A few months ago, a vote took place to begin allowing illegal immigrants to vote in municipal elections. This vote took place in the city council of College Park, Maryland. This is a dividing issue among residents that made the vote challenging for some. This case is an example of the continuation of the entire nation’s debate on illegal immigration.
According to the Washington Post, allowing undocumented immigrants to vote came months after Trump began his crackdown on illegal immigration. Activists and city council members responded to Trump by sending a message. They wanted to send a message to anyone in the area, regardless of immigration status. The message they desire to send is to provide support for non-citizens by showing that their voice matters.
Furthermore, prominent members of the community have gotten involved in the matter. “Even if it weren’t for the national context, it would be important for us to vote in support of non-citizens status. We…should experiment in inclusivity wherever we possibly can,” said Andrew Fellows. Fellows is a former mayor of the College Park community.
Not everyone jumped on the bandwagon. Rick Hudson, College Park resident, said, “I came here to have a civil discourse, and I was called a Nazi.”
Emily Weant, another resident, also dissented from the vote. She believes that by allowing non-citizens to vote on things that pertain to matters on U.S. soil, it would negate the efforts of those who became naturalized citizens.She said that it is “a slap in the face to citizens, especially Latino immigrants who have earned their citizenship.”
However, Patrick Wojahn, current mayor of College Park, cast a tie-breaking vote over two city council measures pertaining to non-citizens being allowed to vote. He said,
“To me, expanding access to the right to vote in our city is something that expands our community voice, not contracts it.”
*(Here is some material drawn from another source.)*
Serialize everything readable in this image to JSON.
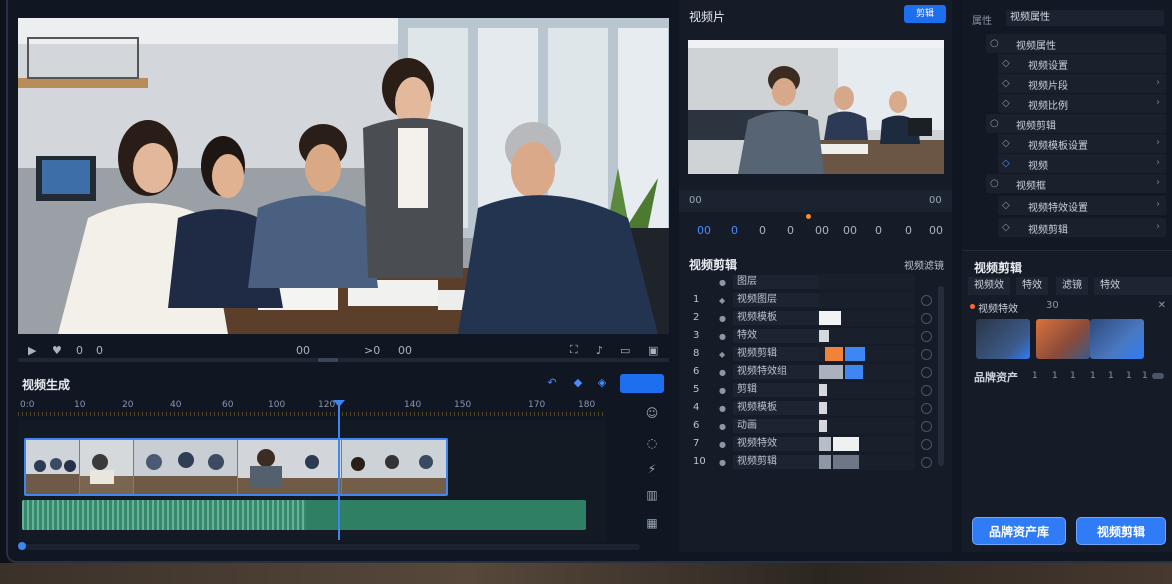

In contrast to Wojahn, Fazlul Kabir abstained from the vote. Kabir, a naturalized American citizen, understands where people on both sides of the issue are coming from. However, he does not believe that those who disagree with granting non-citizens the right to vote are xenophobic or racist. He said, “I have been serving them for many years now, and I know they are not that type of people.”
My take on this
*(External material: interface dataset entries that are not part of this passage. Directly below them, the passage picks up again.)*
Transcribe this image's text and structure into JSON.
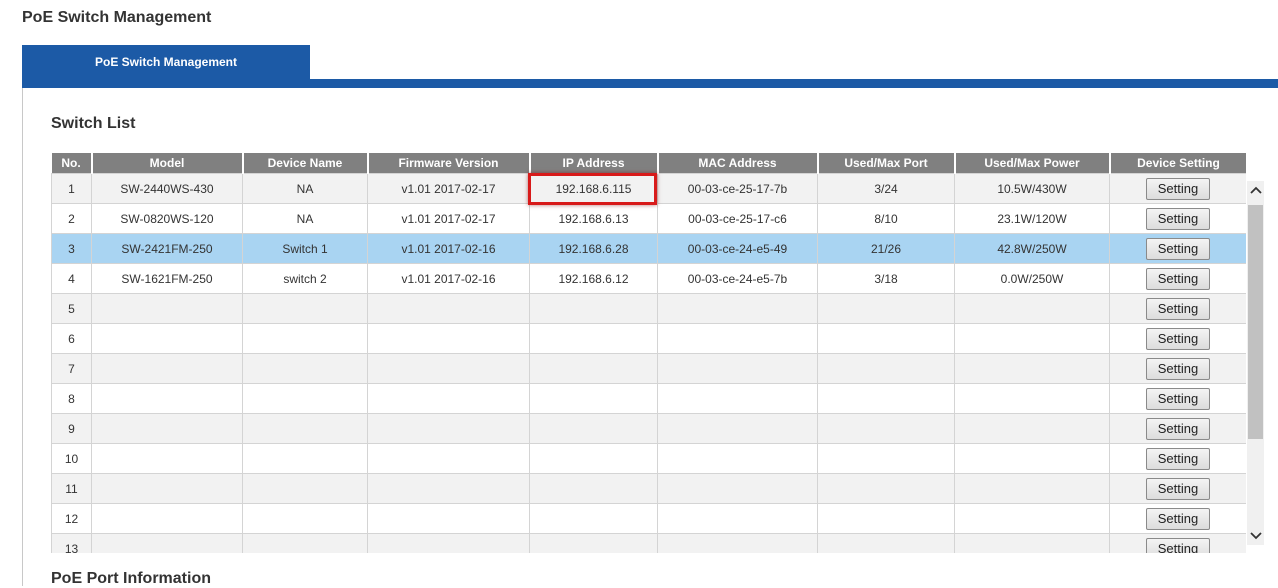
{
  "page": {
    "title": "PoE Switch Management"
  },
  "tabs": [
    {
      "label": "PoE Switch Management"
    }
  ],
  "switch_list": {
    "title": "Switch List",
    "columns": [
      "No.",
      "Model",
      "Device Name",
      "Firmware Version",
      "IP Address",
      "MAC Address",
      "Used/Max Port",
      "Used/Max Power",
      "Device Setting"
    ],
    "rows": [
      {
        "no": "1",
        "model": "SW-2440WS-430",
        "name": "NA",
        "firmware": "v1.01 2017-02-17",
        "ip": "192.168.6.115",
        "mac": "00-03-ce-25-17-7b",
        "port": "3/24",
        "power": "10.5W/430W",
        "setting": "Setting"
      },
      {
        "no": "2",
        "model": "SW-0820WS-120",
        "name": "NA",
        "firmware": "v1.01 2017-02-17",
        "ip": "192.168.6.13",
        "mac": "00-03-ce-25-17-c6",
        "port": "8/10",
        "power": "23.1W/120W",
        "setting": "Setting"
      },
      {
        "no": "3",
        "model": "SW-2421FM-250",
        "name": "Switch 1",
        "firmware": "v1.01 2017-02-16",
        "ip": "192.168.6.28",
        "mac": "00-03-ce-24-e5-49",
        "port": "21/26",
        "power": "42.8W/250W",
        "setting": "Setting"
      },
      {
        "no": "4",
        "model": "SW-1621FM-250",
        "name": "switch 2",
        "firmware": "v1.01 2017-02-16",
        "ip": "192.168.6.12",
        "mac": "00-03-ce-24-e5-7b",
        "port": "3/18",
        "power": "0.0W/250W",
        "setting": "Setting"
      },
      {
        "no": "5",
        "model": "",
        "name": "",
        "firmware": "",
        "ip": "",
        "mac": "",
        "port": "",
        "power": "",
        "setting": "Setting"
      },
      {
        "no": "6",
        "model": "",
        "name": "",
        "firmware": "",
        "ip": "",
        "mac": "",
        "port": "",
        "power": "",
        "setting": "Setting"
      },
      {
        "no": "7",
        "model": "",
        "name": "",
        "firmware": "",
        "ip": "",
        "mac": "",
        "port": "",
        "power": "",
        "setting": "Setting"
      },
      {
        "no": "8",
        "model": "",
        "name": "",
        "firmware": "",
        "ip": "",
        "mac": "",
        "port": "",
        "power": "",
        "setting": "Setting"
      },
      {
        "no": "9",
        "model": "",
        "name": "",
        "firmware": "",
        "ip": "",
        "mac": "",
        "port": "",
        "power": "",
        "setting": "Setting"
      },
      {
        "no": "10",
        "model": "",
        "name": "",
        "firmware": "",
        "ip": "",
        "mac": "",
        "port": "",
        "power": "",
        "setting": "Setting"
      },
      {
        "no": "11",
        "model": "",
        "name": "",
        "firmware": "",
        "ip": "",
        "mac": "",
        "port": "",
        "power": "",
        "setting": "Setting"
      },
      {
        "no": "12",
        "model": "",
        "name": "",
        "firmware": "",
        "ip": "",
        "mac": "",
        "port": "",
        "power": "",
        "setting": "Setting"
      },
      {
        "no": "13",
        "model": "",
        "name": "",
        "firmware": "",
        "ip": "",
        "mac": "",
        "port": "",
        "power": "",
        "setting": "Setting"
      }
    ]
  },
  "poe_port": {
    "title": "PoE Port Information"
  },
  "scrollbar": {
    "up_icon": "chevron-up-icon",
    "down_icon": "chevron-down-icon"
  },
  "colors": {
    "accent": "#1c5aa6",
    "header": "#808080",
    "selected_row": "#a9d4f2",
    "highlight_box": "#d81a1a"
  }
}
Allowing non-citizens to vote on U.S. matters, why would anyone become a citizen or a permanent resident? Furthermore, I’m concerned that with this leading to a slippery slope. My concern is also due to has that a couple of states are allowing undocumented immigrants to practice American law. New York and California have recently been allowing undocumented immigrants to practice law on American soil.
If one can vote and practice law in a country where they’re not citizens, why bother becoming a citizen? And if people come here illegally to come practice law here, wouldn’t it make sense for us to go to their country to do the same? Our political system may be out of whack if things keep progressing in this matter.